+++ Dataset excerpts
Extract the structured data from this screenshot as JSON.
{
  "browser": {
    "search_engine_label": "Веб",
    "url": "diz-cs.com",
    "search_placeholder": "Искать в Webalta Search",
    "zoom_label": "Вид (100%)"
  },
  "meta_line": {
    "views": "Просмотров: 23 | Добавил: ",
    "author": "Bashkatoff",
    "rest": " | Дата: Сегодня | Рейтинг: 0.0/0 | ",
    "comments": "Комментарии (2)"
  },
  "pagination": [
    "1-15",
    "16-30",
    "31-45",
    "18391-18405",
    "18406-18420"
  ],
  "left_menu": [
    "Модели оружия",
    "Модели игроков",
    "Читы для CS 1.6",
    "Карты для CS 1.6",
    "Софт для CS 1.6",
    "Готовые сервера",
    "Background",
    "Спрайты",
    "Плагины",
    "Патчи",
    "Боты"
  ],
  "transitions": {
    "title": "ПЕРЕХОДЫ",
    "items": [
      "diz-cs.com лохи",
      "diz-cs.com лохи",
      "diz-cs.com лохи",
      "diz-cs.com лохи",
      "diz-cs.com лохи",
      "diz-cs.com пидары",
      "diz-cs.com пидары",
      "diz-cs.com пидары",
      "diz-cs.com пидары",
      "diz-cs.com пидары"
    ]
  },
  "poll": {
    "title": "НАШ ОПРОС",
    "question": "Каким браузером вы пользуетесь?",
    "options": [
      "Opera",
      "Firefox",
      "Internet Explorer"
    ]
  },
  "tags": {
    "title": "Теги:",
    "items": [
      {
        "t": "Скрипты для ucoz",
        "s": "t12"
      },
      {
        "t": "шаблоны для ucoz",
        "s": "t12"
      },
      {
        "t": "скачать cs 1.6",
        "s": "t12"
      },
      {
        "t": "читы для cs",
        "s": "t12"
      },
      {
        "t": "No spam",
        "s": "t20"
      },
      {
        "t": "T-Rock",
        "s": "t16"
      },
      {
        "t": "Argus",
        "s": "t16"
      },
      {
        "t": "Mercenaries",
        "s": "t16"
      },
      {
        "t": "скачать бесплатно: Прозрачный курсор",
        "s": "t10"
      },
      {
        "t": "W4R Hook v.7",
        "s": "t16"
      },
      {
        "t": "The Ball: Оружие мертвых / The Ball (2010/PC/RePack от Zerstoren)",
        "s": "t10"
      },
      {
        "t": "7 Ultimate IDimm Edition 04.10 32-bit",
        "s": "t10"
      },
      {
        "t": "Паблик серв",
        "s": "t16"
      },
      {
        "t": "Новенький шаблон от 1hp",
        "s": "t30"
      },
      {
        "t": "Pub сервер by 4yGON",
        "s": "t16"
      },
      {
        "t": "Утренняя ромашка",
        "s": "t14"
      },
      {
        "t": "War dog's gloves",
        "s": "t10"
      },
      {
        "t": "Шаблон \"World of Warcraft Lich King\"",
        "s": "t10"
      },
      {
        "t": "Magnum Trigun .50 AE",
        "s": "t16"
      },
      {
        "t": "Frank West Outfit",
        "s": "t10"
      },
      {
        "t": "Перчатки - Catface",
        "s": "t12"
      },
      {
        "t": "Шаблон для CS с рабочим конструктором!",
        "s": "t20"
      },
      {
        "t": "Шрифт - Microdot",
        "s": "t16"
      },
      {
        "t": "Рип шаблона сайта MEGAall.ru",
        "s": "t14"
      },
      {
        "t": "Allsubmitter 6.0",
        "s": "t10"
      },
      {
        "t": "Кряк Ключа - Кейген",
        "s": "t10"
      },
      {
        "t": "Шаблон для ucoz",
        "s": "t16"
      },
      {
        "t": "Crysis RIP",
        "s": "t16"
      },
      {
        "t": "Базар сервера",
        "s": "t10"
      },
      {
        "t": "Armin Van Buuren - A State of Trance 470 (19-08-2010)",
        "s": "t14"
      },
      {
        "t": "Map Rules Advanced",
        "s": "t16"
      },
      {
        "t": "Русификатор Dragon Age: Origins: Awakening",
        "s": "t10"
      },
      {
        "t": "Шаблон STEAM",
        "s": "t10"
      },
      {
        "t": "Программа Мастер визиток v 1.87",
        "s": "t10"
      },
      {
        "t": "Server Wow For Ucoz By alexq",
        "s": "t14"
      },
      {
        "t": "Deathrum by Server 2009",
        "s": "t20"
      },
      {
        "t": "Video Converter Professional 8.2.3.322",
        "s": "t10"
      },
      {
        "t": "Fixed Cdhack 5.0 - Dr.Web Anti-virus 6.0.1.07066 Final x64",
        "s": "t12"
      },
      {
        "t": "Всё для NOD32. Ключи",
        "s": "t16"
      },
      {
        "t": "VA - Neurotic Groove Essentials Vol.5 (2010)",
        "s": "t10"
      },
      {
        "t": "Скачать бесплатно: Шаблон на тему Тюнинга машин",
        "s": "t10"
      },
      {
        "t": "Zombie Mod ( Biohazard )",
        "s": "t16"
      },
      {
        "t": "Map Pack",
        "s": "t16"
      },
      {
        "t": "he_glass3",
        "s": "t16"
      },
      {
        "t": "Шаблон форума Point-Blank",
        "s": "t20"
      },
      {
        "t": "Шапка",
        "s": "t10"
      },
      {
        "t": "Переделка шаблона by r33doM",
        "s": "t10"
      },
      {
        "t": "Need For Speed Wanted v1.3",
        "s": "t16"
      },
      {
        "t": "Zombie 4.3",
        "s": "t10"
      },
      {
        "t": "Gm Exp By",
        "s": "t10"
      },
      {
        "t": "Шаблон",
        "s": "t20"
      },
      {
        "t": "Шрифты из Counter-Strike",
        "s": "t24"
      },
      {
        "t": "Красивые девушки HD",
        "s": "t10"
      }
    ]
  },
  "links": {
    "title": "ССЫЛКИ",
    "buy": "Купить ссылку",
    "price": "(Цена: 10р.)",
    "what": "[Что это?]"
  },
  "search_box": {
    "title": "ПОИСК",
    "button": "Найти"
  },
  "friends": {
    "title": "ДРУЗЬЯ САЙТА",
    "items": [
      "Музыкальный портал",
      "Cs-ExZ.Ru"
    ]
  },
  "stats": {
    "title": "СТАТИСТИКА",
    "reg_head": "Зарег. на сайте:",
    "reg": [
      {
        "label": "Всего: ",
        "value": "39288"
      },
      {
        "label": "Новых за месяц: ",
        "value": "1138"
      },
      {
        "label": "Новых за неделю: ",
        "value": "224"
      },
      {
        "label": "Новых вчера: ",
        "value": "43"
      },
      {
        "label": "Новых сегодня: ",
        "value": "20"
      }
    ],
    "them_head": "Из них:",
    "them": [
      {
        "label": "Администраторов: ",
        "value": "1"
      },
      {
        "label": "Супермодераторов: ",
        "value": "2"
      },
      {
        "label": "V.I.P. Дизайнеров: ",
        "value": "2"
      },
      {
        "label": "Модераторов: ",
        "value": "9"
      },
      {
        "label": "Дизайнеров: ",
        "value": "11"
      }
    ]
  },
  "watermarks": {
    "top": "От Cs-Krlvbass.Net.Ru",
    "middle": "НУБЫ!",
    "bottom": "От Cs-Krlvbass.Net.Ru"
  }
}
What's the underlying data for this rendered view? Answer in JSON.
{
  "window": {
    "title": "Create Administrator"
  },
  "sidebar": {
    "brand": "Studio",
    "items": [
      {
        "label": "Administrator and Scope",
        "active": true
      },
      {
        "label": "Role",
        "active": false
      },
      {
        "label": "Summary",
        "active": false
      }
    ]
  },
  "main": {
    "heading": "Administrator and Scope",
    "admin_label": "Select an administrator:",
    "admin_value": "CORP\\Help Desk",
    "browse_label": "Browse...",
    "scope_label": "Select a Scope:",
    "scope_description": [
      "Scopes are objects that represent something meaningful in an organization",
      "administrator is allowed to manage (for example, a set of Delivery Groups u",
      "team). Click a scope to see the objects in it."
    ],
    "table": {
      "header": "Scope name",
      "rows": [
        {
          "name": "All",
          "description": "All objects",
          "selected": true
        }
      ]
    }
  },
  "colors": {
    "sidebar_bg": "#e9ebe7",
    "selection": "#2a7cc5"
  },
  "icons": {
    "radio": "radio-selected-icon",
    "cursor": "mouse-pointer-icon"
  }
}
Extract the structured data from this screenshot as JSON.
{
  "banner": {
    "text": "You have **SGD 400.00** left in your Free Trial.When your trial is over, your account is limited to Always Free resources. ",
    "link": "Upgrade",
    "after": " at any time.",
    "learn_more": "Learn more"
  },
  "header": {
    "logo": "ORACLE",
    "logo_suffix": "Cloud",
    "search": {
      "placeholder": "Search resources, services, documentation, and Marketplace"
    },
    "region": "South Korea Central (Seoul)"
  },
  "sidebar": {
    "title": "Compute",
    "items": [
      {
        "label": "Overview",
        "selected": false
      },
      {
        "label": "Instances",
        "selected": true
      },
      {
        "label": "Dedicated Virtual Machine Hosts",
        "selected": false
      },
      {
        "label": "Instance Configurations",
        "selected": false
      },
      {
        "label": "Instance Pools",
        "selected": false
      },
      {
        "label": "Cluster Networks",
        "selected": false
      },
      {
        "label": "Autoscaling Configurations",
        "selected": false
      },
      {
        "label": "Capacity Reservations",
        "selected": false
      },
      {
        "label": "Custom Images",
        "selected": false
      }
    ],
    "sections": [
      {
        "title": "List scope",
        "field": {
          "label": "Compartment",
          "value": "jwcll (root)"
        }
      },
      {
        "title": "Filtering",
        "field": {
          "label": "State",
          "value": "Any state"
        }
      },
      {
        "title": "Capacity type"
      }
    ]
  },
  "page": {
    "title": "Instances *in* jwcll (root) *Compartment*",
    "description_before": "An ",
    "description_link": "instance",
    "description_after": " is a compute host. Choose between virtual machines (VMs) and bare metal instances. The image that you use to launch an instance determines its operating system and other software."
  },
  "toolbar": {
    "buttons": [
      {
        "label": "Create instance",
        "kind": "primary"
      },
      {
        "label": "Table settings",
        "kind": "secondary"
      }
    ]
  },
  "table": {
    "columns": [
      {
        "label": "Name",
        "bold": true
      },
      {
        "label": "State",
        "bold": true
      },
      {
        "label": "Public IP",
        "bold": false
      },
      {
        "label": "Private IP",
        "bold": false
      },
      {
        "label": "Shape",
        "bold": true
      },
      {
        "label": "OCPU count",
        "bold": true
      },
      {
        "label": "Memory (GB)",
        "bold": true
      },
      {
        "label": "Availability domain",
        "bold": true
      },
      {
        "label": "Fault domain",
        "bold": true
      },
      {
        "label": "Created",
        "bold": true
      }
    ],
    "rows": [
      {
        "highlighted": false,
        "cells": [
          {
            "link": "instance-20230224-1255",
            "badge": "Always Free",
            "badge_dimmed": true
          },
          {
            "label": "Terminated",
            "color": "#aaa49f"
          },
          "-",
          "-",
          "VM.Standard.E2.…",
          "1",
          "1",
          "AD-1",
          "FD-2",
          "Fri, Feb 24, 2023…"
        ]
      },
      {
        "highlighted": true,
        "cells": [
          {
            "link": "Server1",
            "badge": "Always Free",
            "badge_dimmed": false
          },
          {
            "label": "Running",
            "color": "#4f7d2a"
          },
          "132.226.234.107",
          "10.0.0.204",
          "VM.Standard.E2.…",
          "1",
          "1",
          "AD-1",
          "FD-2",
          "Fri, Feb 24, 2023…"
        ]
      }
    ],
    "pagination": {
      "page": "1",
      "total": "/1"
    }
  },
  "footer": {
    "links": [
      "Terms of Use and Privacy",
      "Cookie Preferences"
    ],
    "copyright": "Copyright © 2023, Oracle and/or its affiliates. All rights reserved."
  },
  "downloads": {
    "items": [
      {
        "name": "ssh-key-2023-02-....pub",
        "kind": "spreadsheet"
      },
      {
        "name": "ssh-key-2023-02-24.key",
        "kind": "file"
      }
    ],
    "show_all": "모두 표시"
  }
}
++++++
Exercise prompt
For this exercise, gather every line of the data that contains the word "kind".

Completed task
        "kind": "primary"
        "kind": "secondary"
        "kind": "spreadsheet"
        "kind": "file"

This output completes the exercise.